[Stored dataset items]
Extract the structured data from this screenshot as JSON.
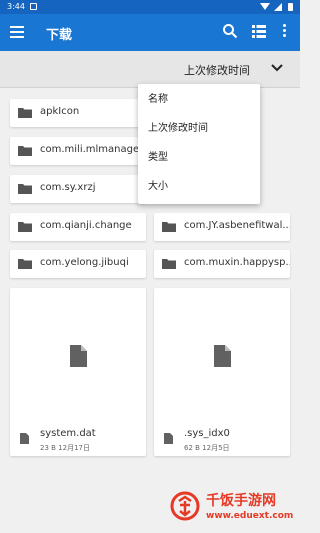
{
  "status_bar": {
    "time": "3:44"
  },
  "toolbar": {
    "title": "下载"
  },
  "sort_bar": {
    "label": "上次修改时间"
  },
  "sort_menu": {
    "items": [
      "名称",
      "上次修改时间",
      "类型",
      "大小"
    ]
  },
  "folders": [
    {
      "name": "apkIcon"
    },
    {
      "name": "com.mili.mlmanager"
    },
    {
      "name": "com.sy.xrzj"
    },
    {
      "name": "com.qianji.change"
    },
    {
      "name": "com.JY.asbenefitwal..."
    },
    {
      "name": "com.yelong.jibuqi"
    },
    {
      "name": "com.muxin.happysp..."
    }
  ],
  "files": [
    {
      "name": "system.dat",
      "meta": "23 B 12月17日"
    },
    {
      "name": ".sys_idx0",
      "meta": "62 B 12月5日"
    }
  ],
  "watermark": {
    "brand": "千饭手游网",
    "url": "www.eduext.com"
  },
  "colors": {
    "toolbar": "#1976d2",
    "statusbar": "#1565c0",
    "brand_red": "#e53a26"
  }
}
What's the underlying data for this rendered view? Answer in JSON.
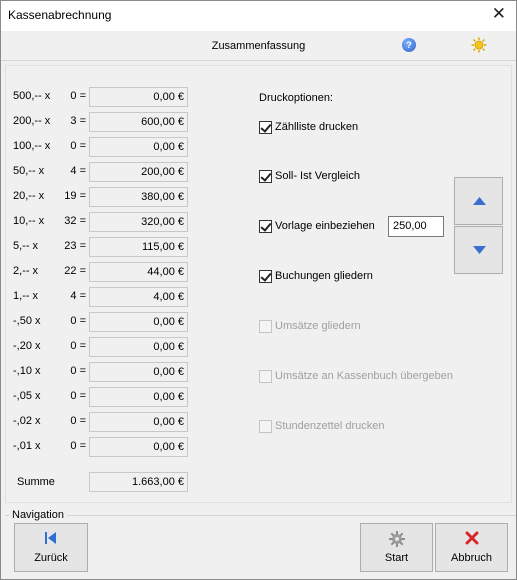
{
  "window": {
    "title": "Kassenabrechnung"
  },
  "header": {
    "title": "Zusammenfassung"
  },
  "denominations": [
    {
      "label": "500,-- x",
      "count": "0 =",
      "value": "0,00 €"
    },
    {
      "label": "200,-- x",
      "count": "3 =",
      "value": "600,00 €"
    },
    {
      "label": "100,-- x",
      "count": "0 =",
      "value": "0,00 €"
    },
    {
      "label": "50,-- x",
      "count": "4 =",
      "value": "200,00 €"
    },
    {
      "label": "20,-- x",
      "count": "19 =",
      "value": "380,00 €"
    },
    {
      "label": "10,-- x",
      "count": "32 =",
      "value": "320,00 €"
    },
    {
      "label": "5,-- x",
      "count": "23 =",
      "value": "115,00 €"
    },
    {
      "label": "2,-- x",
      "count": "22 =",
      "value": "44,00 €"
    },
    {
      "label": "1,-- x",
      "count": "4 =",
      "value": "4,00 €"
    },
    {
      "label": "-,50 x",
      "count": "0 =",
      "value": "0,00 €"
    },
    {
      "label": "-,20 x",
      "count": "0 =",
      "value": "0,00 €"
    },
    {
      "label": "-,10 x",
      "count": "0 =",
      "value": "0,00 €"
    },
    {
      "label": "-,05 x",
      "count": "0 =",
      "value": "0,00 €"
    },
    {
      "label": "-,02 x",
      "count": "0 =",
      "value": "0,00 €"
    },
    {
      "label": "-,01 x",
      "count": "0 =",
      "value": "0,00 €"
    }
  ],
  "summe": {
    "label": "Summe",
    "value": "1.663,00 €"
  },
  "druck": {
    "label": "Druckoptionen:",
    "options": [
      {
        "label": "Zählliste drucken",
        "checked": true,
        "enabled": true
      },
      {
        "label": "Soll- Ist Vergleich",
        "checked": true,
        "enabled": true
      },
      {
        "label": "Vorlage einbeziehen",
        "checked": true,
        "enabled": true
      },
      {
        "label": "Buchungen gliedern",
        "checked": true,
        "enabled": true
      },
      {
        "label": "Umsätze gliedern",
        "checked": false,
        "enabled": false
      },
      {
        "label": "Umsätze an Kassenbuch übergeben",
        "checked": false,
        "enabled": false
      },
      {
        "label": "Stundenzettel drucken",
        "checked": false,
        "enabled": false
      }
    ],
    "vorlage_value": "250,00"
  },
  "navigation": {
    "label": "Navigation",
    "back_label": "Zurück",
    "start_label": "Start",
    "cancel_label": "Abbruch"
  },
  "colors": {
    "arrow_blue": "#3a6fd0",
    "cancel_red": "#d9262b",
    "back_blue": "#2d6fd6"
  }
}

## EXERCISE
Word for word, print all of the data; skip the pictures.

## RESPONSE AREA
Extract the structured data from this screenshot as JSON.
{
  "status_bar": {
    "time": "3:44"
  },
  "toolbar": {
    "title": "下载"
  },
  "sort_bar": {
    "label": "上次修改时间"
  },
  "sort_menu": {
    "items": [
      "名称",
      "上次修改时间",
      "类型",
      "大小"
    ]
  },
  "folders": [
    {
      "name": "apkIcon"
    },
    {
      "name": "com.mili.mlmanager"
    },
    {
      "name": "com.sy.xrzj"
    },
    {
      "name": "com.qianji.change"
    },
    {
      "name": "com.JY.asbenefitwal..."
    },
    {
      "name": "com.yelong.jibuqi"
    },
    {
      "name": "com.muxin.happysp..."
    }
  ],
  "files": [
    {
      "name": "system.dat",
      "meta": "23 B 12月17日"
    },
    {
      "name": ".sys_idx0",
      "meta": "62 B 12月5日"
    }
  ],
  "watermark": {
    "brand": "千饭手游网",
    "url": "www.eduext.com"
  },
  "colors": {
    "toolbar": "#1976d2",
    "statusbar": "#1565c0",
    "brand_red": "#e53a26"
  }
}
What's the underlying data for this rendered view? Answer in JSON.
{
  "window": {
    "title": "Kassenabrechnung"
  },
  "header": {
    "title": "Zusammenfassung"
  },
  "denominations": [
    {
      "label": "500,-- x",
      "count": "0 =",
      "value": "0,00 €"
    },
    {
      "label": "200,-- x",
      "count": "3 =",
      "value": "600,00 €"
    },
    {
      "label": "100,-- x",
      "count": "0 =",
      "value": "0,00 €"
    },
    {
      "label": "50,-- x",
      "count": "4 =",
      "value": "200,00 €"
    },
    {
      "label": "20,-- x",
      "count": "19 =",
      "value": "380,00 €"
    },
    {
      "label": "10,-- x",
      "count": "32 =",
      "value": "320,00 €"
    },
    {
      "label": "5,-- x",
      "count": "23 =",
      "value": "115,00 €"
    },
    {
      "label": "2,-- x",
      "count": "22 =",
      "value": "44,00 €"
    },
    {
      "label": "1,-- x",
      "count": "4 =",
      "value": "4,00 €"
    },
    {
      "label": "-,50 x",
      "count": "0 =",
      "value": "0,00 €"
    },
    {
      "label": "-,20 x",
      "count": "0 =",
      "value": "0,00 €"
    },
    {
      "label": "-,10 x",
      "count": "0 =",
      "value": "0,00 €"
    },
    {
      "label": "-,05 x",
      "count": "0 =",
      "value": "0,00 €"
    },
    {
      "label": "-,02 x",
      "count": "0 =",
      "value": "0,00 €"
    },
    {
      "label": "-,01 x",
      "count": "0 =",
      "value": "0,00 €"
    }
  ],
  "summe": {
    "label": "Summe",
    "value": "1.663,00 €"
  },
  "druck": {
    "label": "Druckoptionen:",
    "options": [
      {
        "label": "Zählliste drucken",
        "checked": true,
        "enabled": true
      },
      {
        "label": "Soll- Ist Vergleich",
        "checked": true,
        "enabled": true
      },
      {
        "label": "Vorlage einbeziehen",
        "checked": true,
        "enabled": true
      },
      {
        "label": "Buchungen gliedern",
        "checked": true,
        "enabled": true
      },
      {
        "label": "Umsätze gliedern",
        "checked": false,
        "enabled": false
      },
      {
        "label": "Umsätze an Kassenbuch übergeben",
        "checked": false,
        "enabled": false
      },
      {
        "label": "Stundenzettel drucken",
        "checked": false,
        "enabled": false
      }
    ],
    "vorlage_value": "250,00"
  },
  "navigation": {
    "label": "Navigation",
    "back_label": "Zurück",
    "start_label": "Start",
    "cancel_label": "Abbruch"
  },
  "colors": {
    "arrow_blue": "#3a6fd0",
    "cancel_red": "#d9262b",
    "back_blue": "#2d6fd6"
  }
}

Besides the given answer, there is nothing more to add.